→ **Information provided**:
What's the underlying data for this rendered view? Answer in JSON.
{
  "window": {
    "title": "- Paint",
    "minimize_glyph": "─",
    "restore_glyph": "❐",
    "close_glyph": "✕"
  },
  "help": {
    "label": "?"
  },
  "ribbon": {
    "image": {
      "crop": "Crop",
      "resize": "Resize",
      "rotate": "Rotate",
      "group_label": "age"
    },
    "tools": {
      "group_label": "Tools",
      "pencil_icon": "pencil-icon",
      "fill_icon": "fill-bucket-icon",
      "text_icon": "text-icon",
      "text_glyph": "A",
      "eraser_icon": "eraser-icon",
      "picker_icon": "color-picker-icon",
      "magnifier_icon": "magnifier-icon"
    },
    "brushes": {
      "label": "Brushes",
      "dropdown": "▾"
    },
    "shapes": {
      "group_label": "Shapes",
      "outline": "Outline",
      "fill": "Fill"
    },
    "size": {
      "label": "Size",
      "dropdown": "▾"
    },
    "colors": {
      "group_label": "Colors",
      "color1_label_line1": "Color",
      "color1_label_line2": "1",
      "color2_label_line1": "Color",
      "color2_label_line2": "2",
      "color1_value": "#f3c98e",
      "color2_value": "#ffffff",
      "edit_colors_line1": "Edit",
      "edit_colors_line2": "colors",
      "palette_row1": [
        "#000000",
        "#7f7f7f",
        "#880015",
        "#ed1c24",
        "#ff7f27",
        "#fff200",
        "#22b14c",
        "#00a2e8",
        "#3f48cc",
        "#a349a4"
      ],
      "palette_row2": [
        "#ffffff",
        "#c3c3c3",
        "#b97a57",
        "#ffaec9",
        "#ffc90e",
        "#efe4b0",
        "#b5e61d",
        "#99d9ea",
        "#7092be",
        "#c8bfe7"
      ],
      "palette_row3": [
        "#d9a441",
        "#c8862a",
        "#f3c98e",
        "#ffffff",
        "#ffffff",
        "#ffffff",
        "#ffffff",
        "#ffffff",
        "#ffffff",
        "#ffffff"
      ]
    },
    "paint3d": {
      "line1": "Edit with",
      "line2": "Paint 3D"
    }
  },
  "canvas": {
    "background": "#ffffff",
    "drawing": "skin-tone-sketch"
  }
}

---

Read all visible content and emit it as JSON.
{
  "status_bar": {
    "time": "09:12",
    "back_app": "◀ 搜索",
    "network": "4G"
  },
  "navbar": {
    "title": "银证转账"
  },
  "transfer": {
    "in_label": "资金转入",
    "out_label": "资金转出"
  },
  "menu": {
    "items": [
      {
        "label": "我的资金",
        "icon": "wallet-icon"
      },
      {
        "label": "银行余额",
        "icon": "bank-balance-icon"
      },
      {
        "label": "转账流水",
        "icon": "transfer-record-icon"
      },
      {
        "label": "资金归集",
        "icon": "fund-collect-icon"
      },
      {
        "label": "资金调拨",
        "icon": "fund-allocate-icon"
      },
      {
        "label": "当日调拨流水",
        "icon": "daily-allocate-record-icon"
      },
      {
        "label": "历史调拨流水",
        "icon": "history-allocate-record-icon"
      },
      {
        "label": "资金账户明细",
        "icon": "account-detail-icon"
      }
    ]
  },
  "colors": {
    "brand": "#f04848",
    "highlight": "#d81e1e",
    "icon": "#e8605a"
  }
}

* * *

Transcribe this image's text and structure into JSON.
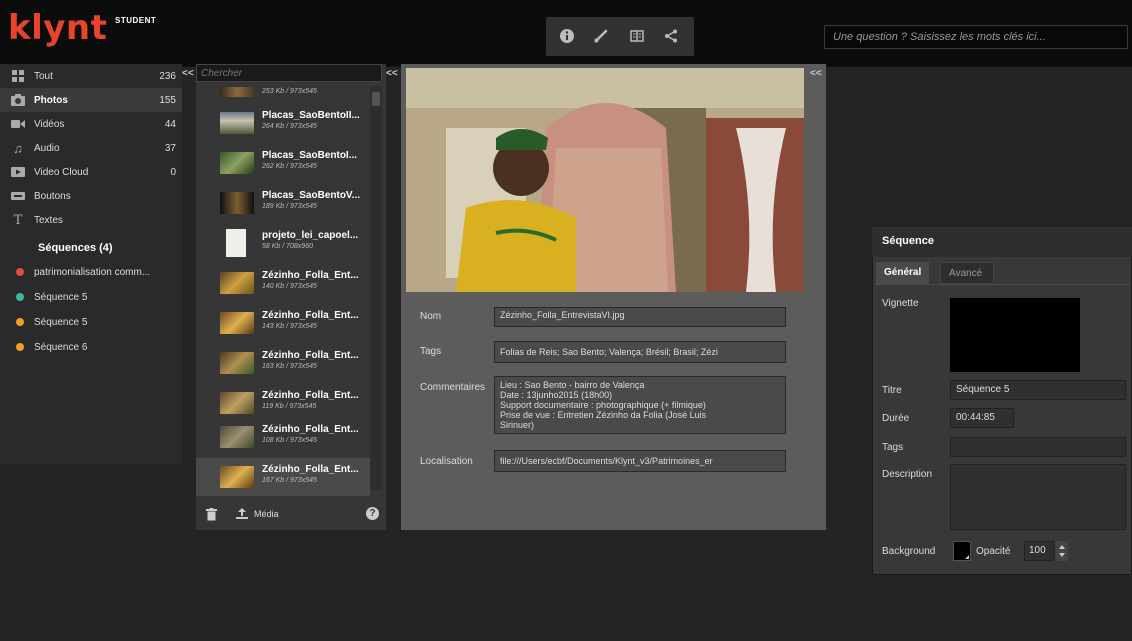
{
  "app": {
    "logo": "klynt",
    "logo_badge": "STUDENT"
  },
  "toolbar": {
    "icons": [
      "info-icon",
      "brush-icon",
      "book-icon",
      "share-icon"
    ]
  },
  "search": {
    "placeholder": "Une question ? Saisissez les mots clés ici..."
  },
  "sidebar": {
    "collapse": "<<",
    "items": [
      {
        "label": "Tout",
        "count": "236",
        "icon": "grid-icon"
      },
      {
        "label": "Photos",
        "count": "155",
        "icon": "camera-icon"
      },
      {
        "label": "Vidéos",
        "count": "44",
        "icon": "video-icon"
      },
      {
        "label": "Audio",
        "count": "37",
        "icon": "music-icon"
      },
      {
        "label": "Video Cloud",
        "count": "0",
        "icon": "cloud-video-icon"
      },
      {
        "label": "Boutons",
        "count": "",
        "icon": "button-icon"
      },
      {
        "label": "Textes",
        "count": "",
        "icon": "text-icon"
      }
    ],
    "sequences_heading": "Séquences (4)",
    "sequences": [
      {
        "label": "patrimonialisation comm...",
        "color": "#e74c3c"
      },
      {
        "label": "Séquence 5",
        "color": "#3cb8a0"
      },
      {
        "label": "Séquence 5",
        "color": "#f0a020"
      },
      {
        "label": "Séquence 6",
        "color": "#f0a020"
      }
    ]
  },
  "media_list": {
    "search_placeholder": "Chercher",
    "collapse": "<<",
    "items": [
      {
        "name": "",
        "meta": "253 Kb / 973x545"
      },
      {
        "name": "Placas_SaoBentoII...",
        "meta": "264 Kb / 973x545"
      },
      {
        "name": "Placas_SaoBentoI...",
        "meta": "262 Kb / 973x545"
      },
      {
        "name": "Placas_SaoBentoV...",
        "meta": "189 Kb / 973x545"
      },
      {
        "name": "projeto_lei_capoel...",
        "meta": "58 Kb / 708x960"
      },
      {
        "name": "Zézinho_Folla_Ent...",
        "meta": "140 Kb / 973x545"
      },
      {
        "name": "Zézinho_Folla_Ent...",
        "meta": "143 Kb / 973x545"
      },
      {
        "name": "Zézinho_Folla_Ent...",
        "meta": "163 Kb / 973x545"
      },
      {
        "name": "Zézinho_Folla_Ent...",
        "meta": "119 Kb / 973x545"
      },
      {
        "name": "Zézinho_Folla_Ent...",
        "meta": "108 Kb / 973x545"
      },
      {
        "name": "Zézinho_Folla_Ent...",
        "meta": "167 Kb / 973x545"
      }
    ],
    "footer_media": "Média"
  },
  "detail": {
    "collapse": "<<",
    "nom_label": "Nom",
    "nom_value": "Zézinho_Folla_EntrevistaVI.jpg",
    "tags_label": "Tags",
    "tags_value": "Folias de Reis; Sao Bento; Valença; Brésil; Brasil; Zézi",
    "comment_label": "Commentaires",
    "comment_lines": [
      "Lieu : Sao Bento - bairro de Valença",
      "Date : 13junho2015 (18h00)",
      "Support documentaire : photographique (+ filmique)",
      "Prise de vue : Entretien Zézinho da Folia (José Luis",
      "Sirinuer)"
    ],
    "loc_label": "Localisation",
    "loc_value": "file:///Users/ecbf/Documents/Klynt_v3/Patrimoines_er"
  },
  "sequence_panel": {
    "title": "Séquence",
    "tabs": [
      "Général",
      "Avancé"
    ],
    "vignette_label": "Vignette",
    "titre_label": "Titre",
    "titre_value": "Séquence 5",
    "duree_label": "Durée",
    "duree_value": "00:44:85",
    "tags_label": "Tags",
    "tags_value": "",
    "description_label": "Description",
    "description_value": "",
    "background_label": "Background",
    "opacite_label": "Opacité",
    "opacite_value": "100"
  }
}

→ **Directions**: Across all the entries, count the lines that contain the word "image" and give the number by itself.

→ **Output of the task**: 2